Working at the mill has its own benefits. When I was living in my family’s home, I felt completely deprived of all rights and freedoms. I did not have a vote on anything, and I knew my destiny was in the hands of my father and the man who would take me as his wife. Sadly, I am sure you can understand me like no one else: I felt like property. In the free states of New England, many women continue to bear the burden of unfreedom, as there is little they can do with their lives. Working at the textile mill was my only chance to escape my chains, even for a short time, and do something independently. Earning money of my own is liberating, and I ardently look forward to the time when all women are given the opportunity to work freely. It is not the invention of new machines for separating cotton from its seeds or spinning it into yarn that should move the economy, wealth, and well-being of the entire country forward—it should be free labor. I condemn the slavery that continues to reign in the South and the burden of which you are forced to bear. I condemn even the sunny weather and the fertile soil of the South that made those lands suitable for the Cotton Kingdom. I condemn slavery here in Lowell, too, for the conditions in which we are working suggest that we are in fact nothing more or less than slaves.

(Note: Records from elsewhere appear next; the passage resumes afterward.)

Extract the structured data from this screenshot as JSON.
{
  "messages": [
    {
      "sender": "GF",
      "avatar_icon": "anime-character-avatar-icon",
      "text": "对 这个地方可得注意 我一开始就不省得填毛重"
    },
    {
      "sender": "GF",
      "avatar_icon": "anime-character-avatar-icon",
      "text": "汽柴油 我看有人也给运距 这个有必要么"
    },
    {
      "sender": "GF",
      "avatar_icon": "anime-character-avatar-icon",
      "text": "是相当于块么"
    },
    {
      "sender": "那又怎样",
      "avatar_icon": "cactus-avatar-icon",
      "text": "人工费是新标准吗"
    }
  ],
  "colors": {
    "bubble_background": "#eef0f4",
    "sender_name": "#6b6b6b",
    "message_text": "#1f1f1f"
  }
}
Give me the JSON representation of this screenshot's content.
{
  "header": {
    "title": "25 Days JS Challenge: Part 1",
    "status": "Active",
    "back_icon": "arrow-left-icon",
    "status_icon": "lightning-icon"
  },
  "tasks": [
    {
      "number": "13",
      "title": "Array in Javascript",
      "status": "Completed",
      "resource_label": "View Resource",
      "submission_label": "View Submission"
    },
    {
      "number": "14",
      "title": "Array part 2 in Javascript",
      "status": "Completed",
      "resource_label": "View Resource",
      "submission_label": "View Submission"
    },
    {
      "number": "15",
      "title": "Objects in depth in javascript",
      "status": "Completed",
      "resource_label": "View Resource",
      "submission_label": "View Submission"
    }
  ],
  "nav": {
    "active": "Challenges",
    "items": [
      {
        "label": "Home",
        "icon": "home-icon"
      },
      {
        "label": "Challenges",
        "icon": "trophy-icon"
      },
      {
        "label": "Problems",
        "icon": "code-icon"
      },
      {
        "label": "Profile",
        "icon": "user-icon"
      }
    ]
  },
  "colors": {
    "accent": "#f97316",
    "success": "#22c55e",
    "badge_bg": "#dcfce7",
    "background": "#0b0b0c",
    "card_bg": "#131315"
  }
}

If you and I had a chance to work freely, for our own profit, and under conditions that do not humiliate human dignity, I am sure that at this moment our country would become the greatest in the world—not only the wealthiest, but the most just and with the most content, accomplished citizens. I strongly believe that this measure is exactly what should constitute the greatness of a country instead of the amount of cotton it exports at the expense of exploited people who deserve freedom and fair treatment.